_Your assignment:_ Report the lines of the data below that contain the string "title".

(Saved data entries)
◇ ◇ ◇

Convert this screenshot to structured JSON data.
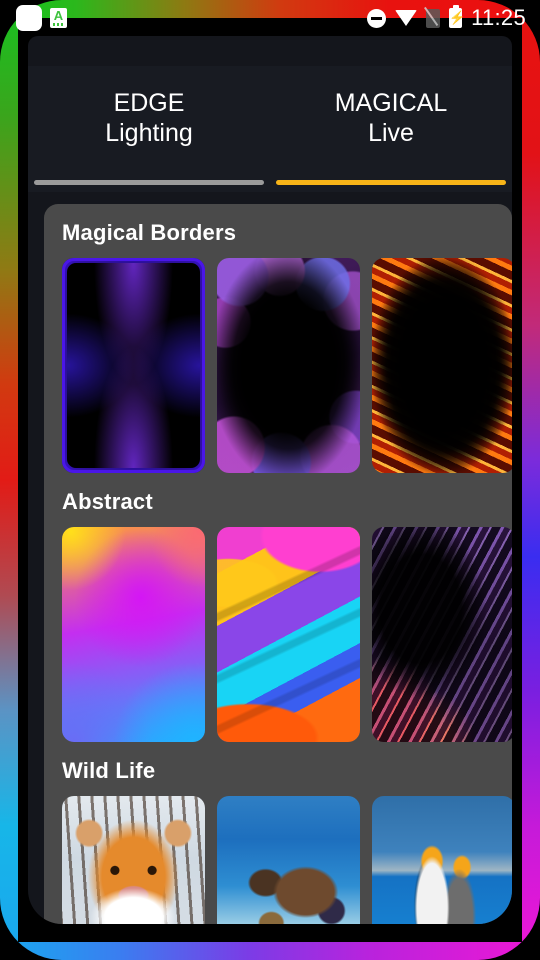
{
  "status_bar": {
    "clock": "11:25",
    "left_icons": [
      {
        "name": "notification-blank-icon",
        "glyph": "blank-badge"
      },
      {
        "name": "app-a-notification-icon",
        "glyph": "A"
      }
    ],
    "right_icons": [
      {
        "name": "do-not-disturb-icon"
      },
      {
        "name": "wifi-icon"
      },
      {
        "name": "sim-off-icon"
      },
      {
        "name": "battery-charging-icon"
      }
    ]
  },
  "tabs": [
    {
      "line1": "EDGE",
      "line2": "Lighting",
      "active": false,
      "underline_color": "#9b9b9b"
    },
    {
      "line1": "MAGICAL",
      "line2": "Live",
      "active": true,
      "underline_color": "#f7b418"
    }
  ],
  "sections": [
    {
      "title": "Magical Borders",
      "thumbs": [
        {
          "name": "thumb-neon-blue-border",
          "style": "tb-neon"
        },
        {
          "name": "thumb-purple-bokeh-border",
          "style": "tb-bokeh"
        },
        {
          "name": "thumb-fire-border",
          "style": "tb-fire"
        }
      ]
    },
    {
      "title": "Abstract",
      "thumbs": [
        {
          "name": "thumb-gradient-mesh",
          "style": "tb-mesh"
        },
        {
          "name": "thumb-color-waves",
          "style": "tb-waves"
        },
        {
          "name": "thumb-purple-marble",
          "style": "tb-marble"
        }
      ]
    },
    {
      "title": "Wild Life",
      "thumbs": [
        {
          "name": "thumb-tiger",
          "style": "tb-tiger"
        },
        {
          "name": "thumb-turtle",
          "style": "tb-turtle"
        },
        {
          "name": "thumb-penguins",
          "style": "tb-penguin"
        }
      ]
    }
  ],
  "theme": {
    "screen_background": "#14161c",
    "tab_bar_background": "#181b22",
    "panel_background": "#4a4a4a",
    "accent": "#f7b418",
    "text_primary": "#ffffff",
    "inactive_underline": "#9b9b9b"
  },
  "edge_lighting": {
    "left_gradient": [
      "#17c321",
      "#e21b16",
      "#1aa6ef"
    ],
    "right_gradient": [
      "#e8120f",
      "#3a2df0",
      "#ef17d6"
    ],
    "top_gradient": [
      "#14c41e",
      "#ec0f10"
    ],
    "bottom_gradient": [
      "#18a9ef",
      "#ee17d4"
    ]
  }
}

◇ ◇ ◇

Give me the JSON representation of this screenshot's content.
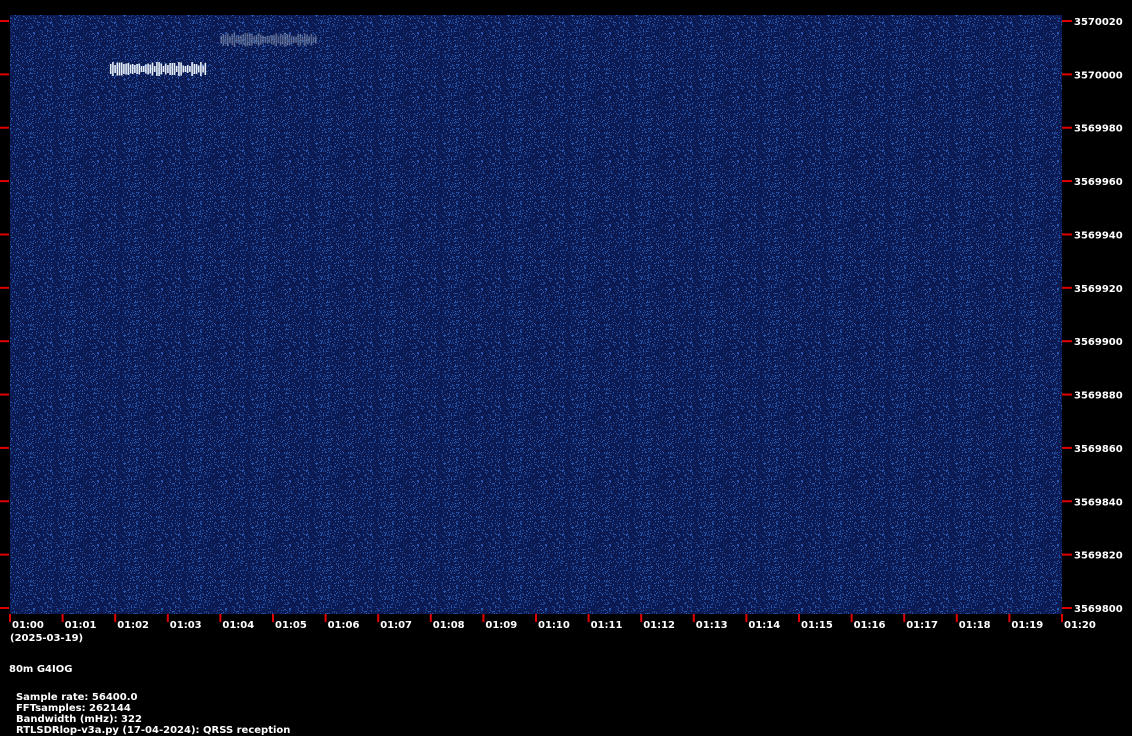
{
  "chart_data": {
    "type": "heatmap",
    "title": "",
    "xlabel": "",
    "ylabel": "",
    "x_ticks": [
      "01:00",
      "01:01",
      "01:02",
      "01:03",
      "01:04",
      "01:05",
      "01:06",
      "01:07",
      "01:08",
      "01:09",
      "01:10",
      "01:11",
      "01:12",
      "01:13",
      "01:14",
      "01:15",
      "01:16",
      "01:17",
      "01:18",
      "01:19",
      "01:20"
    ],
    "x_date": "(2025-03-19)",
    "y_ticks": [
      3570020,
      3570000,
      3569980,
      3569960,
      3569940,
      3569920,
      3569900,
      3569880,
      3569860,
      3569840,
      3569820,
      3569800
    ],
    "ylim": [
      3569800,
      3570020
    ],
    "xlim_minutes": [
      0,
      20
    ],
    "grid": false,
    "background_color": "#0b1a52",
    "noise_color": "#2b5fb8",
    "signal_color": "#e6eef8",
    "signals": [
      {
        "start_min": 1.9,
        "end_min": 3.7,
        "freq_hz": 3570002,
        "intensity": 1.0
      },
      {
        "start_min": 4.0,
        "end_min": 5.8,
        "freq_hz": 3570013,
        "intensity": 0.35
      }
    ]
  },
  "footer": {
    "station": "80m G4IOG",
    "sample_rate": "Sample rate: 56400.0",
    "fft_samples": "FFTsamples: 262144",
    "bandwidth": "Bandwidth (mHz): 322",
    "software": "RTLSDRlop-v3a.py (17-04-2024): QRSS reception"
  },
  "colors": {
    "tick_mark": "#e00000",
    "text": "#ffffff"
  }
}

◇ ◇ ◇

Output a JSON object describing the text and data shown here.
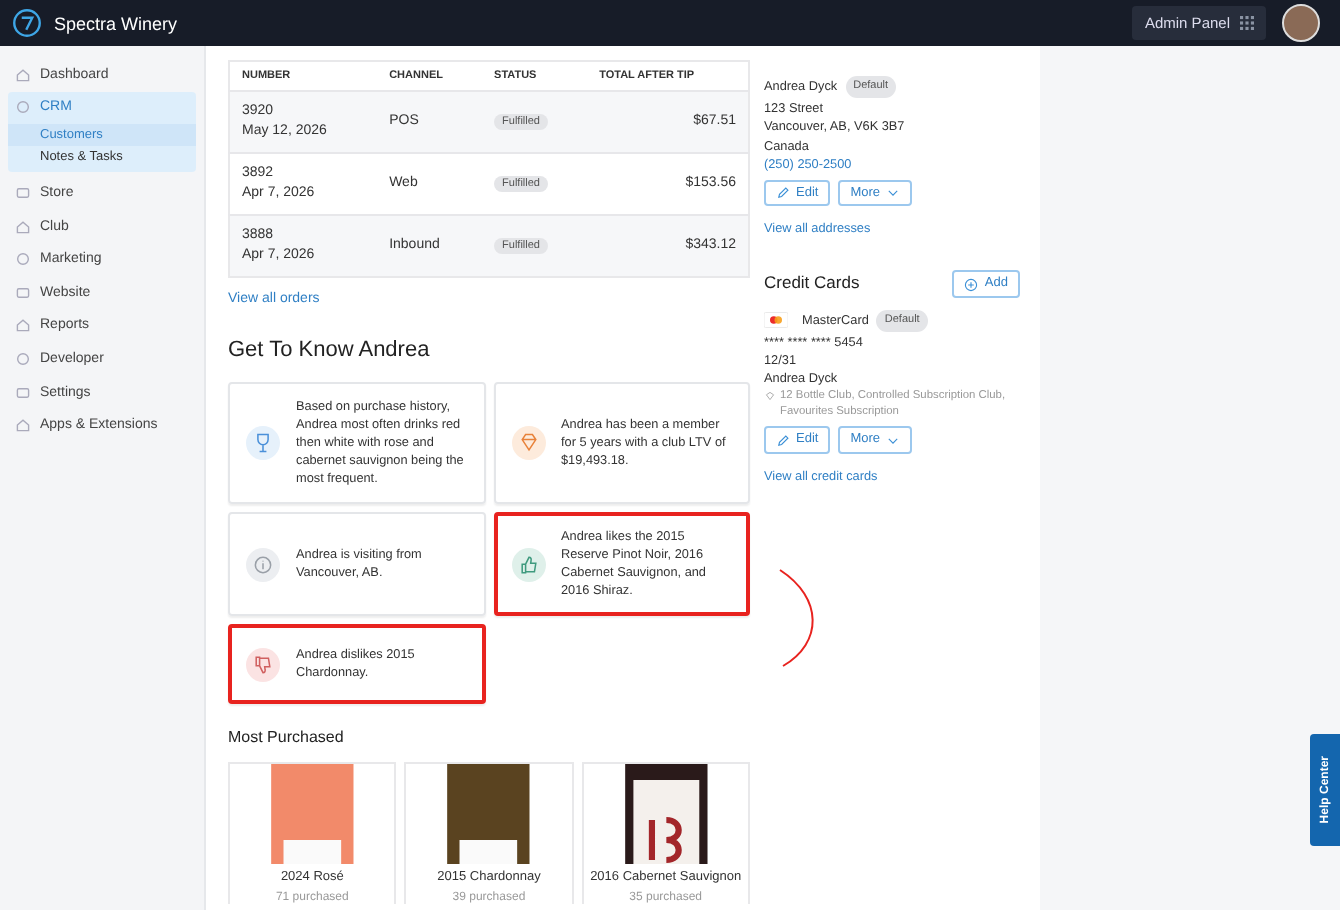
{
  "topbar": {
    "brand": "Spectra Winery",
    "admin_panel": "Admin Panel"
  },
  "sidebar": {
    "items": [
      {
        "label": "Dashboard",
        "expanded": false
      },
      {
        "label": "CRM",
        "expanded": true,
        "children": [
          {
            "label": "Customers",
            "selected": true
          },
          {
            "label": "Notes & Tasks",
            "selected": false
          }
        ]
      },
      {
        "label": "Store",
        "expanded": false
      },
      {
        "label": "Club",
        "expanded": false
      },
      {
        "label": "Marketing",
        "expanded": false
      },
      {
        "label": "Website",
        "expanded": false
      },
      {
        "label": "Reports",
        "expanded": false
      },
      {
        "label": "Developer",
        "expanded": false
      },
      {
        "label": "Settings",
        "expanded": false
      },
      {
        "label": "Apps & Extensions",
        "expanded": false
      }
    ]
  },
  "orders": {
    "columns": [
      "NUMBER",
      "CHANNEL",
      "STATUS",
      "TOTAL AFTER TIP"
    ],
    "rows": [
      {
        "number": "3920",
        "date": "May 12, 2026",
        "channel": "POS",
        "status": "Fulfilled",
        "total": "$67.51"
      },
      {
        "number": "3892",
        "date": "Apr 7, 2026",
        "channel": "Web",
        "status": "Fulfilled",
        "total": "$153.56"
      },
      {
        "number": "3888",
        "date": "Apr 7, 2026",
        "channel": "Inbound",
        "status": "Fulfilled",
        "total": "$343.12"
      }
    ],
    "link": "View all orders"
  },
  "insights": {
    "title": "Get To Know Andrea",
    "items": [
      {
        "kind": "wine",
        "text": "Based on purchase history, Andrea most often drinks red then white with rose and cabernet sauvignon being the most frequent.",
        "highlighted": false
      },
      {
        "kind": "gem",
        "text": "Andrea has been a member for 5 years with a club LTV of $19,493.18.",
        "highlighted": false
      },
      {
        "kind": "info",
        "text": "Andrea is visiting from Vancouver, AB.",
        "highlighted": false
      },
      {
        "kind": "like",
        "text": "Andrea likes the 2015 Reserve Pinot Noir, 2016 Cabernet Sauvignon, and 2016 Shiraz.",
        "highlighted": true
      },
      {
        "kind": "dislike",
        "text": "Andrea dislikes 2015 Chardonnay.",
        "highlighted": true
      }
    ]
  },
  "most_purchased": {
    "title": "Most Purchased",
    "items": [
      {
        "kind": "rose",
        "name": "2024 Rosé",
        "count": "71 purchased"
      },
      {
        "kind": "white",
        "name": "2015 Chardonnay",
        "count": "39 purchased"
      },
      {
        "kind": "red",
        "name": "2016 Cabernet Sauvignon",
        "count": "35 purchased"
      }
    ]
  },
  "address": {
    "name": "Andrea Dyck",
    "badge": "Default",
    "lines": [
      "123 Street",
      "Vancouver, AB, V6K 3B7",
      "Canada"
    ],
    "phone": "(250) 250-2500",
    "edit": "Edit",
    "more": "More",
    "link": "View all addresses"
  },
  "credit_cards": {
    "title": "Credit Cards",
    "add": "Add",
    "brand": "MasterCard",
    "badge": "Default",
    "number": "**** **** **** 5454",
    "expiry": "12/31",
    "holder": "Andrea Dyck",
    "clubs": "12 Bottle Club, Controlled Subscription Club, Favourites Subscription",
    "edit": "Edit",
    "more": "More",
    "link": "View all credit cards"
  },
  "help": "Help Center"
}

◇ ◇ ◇

_Response for this exercise:_
      "title": "Magical Borders",
      "title": "Abstract",
      "title": "Wild Life",
    "title": "",
    "title": "Get To Know Andrea",
    "title": "Most Purchased",
    "title": "Credit Cards",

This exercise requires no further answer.